For more examples of his installations visit:

http://www.xmarkjenkinsx.com/

Shadow Portraits

7 Jan
Shadow Portraits by floorvan
Shadow Portraits, a photo by floorvan on Flickr.]

Tim Noble and Sue Webster use household waste, scrap materials and taxidermy animals to create shadowy profiles on blank walls. The one pictured is called Dirty White Trash (with Gulls).

Jeffrey Deitch, the director of the Los Angeles Museum of Contemporary Art, writes:
“Dirty White Trash (with Gulls) is a confluence of beauty and filth, form and anti-form. It is a work of art made out of the process of its own conception, an embodiment of formalist logic. At the same time, it is a negation of everything that formalism stands for…The artist is at the center of the work. It is deliberately entertaining, and revels in its own theatricality.”

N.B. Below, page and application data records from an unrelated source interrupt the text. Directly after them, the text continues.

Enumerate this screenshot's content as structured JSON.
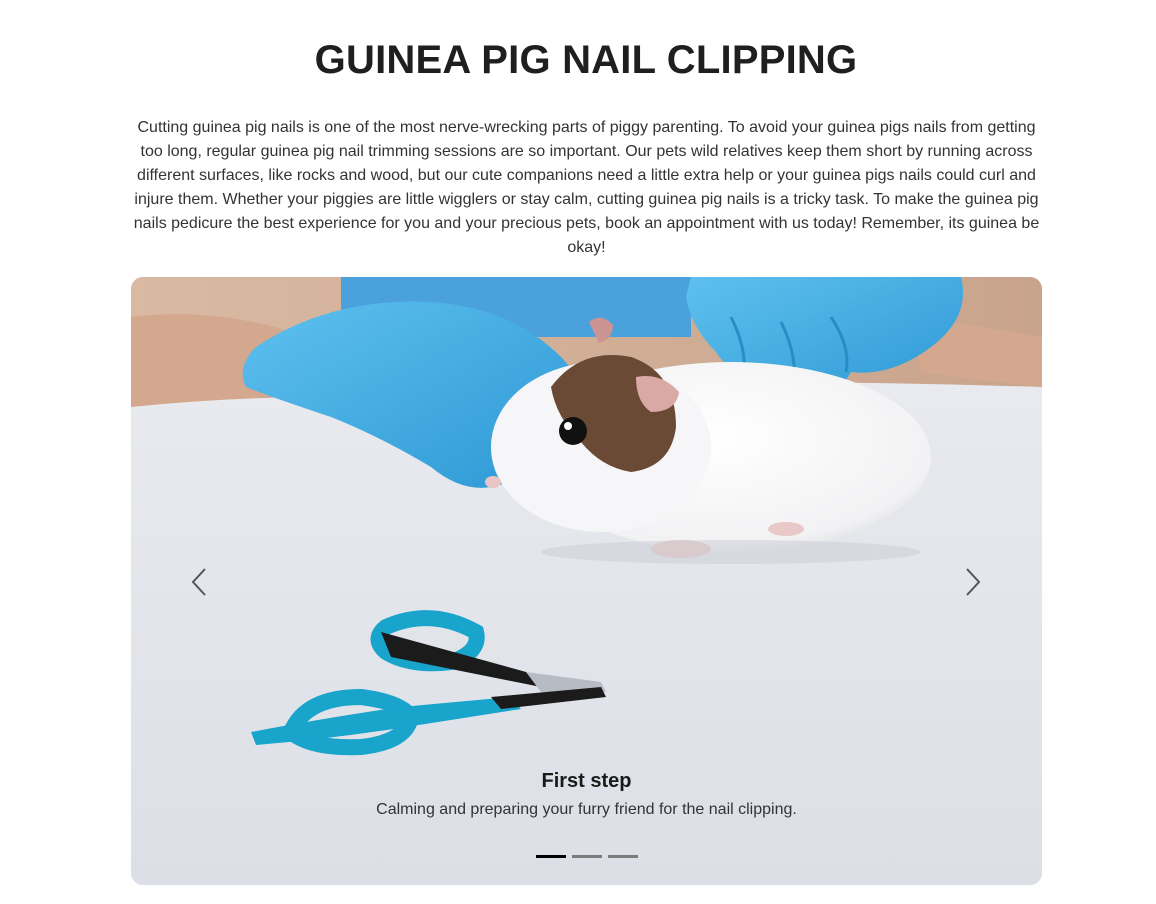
{
  "page": {
    "title": "GUINEA PIG NAIL CLIPPING",
    "intro": "Cutting guinea pig nails is one of the most nerve-wrecking parts of piggy parenting. To avoid your guinea pigs nails from getting too long, regular guinea pig nail trimming sessions are so important. Our pets wild relatives keep them short by running across different surfaces, like rocks and wood, but our cute companions need a little extra help or your guinea pigs nails could curl and injure them. Whether your piggies are little wigglers or stay calm, cutting guinea pig nails is a tricky task. To make the guinea pig nails pedicure the best experience for you and your precious pets, book an appointment with us today! Remember, its guinea be okay!"
  },
  "carousel": {
    "active_index": 0,
    "slide_count": 3,
    "slides": [
      {
        "title": "First step",
        "text": "Calming and preparing your furry friend for the nail clipping."
      }
    ],
    "controls": {
      "prev_icon": "chevron-left-icon",
      "next_icon": "chevron-right-icon"
    }
  },
  "colors": {
    "glove": "#3aa9e0",
    "clipper_handle": "#1aa5cc",
    "indicator_active": "#000000",
    "indicator_inactive": "#7b7b7b"
  }
}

The piece represents a cycle. The six months worth of beer bottles and crisp packets, once reformed and illuminated, create a shadow of two smoking and drinking figures. These habits allude to our most wasteful evenings which leave arid landscapes saturated with empty cans and packed ashtrays. So the cycle continues. We should be aware of our waste. It preserves the environment and thus the shadows that exist within it.

Candy Chang. Before I Die…

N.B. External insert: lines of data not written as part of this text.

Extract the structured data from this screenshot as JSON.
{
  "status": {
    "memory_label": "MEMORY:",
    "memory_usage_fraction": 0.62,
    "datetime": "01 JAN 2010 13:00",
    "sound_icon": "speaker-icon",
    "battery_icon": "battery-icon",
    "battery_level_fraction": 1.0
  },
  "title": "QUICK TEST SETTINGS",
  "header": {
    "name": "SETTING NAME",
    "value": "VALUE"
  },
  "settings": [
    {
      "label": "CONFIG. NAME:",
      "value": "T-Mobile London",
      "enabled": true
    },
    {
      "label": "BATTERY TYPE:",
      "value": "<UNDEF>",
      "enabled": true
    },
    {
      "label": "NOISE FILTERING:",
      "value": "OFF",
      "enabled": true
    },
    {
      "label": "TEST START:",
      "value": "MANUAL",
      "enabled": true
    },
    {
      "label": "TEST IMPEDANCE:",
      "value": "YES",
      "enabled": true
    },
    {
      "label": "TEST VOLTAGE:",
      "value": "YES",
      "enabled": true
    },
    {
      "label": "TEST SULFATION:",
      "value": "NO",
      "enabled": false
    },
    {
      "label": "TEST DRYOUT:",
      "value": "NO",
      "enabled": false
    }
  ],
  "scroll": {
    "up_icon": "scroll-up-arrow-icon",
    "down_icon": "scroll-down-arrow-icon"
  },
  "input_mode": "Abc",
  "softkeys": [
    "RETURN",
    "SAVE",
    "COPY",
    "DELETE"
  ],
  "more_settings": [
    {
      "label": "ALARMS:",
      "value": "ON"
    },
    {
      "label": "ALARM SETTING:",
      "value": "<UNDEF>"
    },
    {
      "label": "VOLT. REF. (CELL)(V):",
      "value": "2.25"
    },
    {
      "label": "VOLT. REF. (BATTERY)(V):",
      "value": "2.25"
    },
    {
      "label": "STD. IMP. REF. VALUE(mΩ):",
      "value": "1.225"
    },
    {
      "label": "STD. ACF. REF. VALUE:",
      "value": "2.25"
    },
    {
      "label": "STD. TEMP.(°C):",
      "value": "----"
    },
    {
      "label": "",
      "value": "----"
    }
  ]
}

7 Jan
Antes de morir yo quiero... by Daquella manera
Antes de morir yo quiero…, a photo by Daquella manera on Flickr. ]

Candy Chang painted the side of an abandoned house in chalkboard paint, stencilled “Before I Die, I want to…” all over it and then left a box of coloured chalks for the locals of New Orleans to write what they wished. Seems simple but no one else did it. And it has made a creative space out of nothing. Twenty-four hours after it’s construction it was bursting with red, yellow and blue scribbles:

Before I die I want to be tried for piracy.
Before I die I want to fry a toad.
Before I die I want to understand.

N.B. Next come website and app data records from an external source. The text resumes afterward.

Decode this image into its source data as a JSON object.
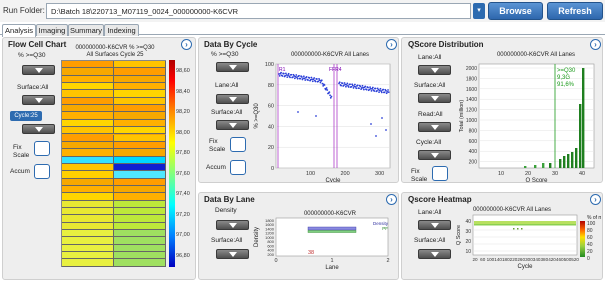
{
  "runfolder": {
    "label": "Run Folder:",
    "value": "D:\\Batch 18\\220713_M07119_0024_000000000-K6CVR"
  },
  "buttons": {
    "browse": "Browse",
    "refresh": "Refresh"
  },
  "tabs": [
    "Analysis",
    "Imaging",
    "Summary",
    "Indexing"
  ],
  "flowcell": {
    "title": "Flow Cell Chart",
    "metric": "% >=Q30",
    "surface": "Surface:All",
    "cycle": "Cycle:25",
    "fixscale": "Fix Scale",
    "accum": "Accum",
    "chart_title1": "000000000-K6CVR % >=Q30",
    "chart_title2": "All Surfaces Cycle 25",
    "scale_ticks": [
      "98,60",
      "98,40",
      "98,20",
      "98,00",
      "97,80",
      "97,60",
      "97,40",
      "97,20",
      "97,00",
      "96,80"
    ]
  },
  "bycycle": {
    "title": "Data By Cycle",
    "metric": "% >=Q30",
    "lane": "Lane:All",
    "surface": "Surface:All",
    "fixscale": "Fix Scale",
    "accum": "Accum",
    "chart_title": "000000000-K6CVR All Lanes",
    "ylabel": "% >=Q30",
    "xlabel": "Cycle",
    "yticks": [
      "100",
      "80",
      "60",
      "40",
      "20",
      "0"
    ],
    "xticks": [
      "100",
      "200",
      "300"
    ],
    "markers": [
      "R1",
      "FFR4"
    ]
  },
  "qscore": {
    "title": "QScore Distribution",
    "lane": "Lane:All",
    "surface": "Surface:All",
    "read": "Read:All",
    "cycle": "Cycle:All",
    "fixscale": "Fix Scale",
    "chart_title": "000000000-K6CVR All Lanes",
    "annotation": [
      ">=Q30",
      "9,3G",
      "91,6%"
    ],
    "ylabel": "Total (million)",
    "xlabel": "Q Score",
    "yticks": [
      "2000",
      "1800",
      "1600",
      "1400",
      "1200",
      "1000",
      "800",
      "600",
      "400",
      "200"
    ],
    "xticks": [
      "10",
      "20",
      "30",
      "40"
    ]
  },
  "bylane": {
    "title": "Data By Lane",
    "metric": "Density",
    "surface": "Surface:All",
    "chart_title": "000000000-K6CVR",
    "ylabel": "Density",
    "xlabel": "Lane",
    "yticks": [
      "1800",
      "1600",
      "1400",
      "1200",
      "1000",
      "800",
      "600",
      "400",
      "200"
    ],
    "xticks": [
      "0",
      "1",
      "2"
    ],
    "legend": [
      "Density",
      "PF"
    ],
    "value_label": "38"
  },
  "heatmap": {
    "title": "Qscore Heatmap",
    "lane": "Lane:All",
    "surface": "Surface:All",
    "chart_title": "000000000-K6CVR All Lanes",
    "ylabel": "Q Score",
    "xlabel": "Cycle",
    "yticks": [
      "40",
      "30",
      "20",
      "10"
    ],
    "xticks": [
      "20",
      "60",
      "100",
      "140",
      "180",
      "220",
      "260",
      "300",
      "340",
      "380",
      "420",
      "460",
      "500",
      "520"
    ],
    "scale_title": "% of max",
    "scale_ticks": [
      "100",
      "80",
      "60",
      "40",
      "20",
      "0"
    ]
  }
}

Some messages will make you smirk, others will make think. A lot of them will simply make you shrug but it is an honest window into the human condition. Some of us aspire, some of us don’t. Some of us have suffered , some of us haven’t. But we all share the same public walls.

Nele Azevedo

5 Jan

These are a few icy soldiers from Nele Azevedo’s army of melting men. The pools of water left by the Brazilian artist have been attributed to climate change but they also allude to the dissolution of the individual. The bodies are perishable like ice caps and are absorbed effortlessly into the stone. The sculptures are not heroes, they’re faceless, featureless men. One minute they’re sitting on city steps, the next they’re not. Forgotten. Stepped on. Lost.
It seems that one figure could potentially go unnoticed but several send a message. They demand attention like a crowd of protesters outside a G12 summit. How long they last depends on the climate so let’s work together. Let’s sit together. for as long as possible.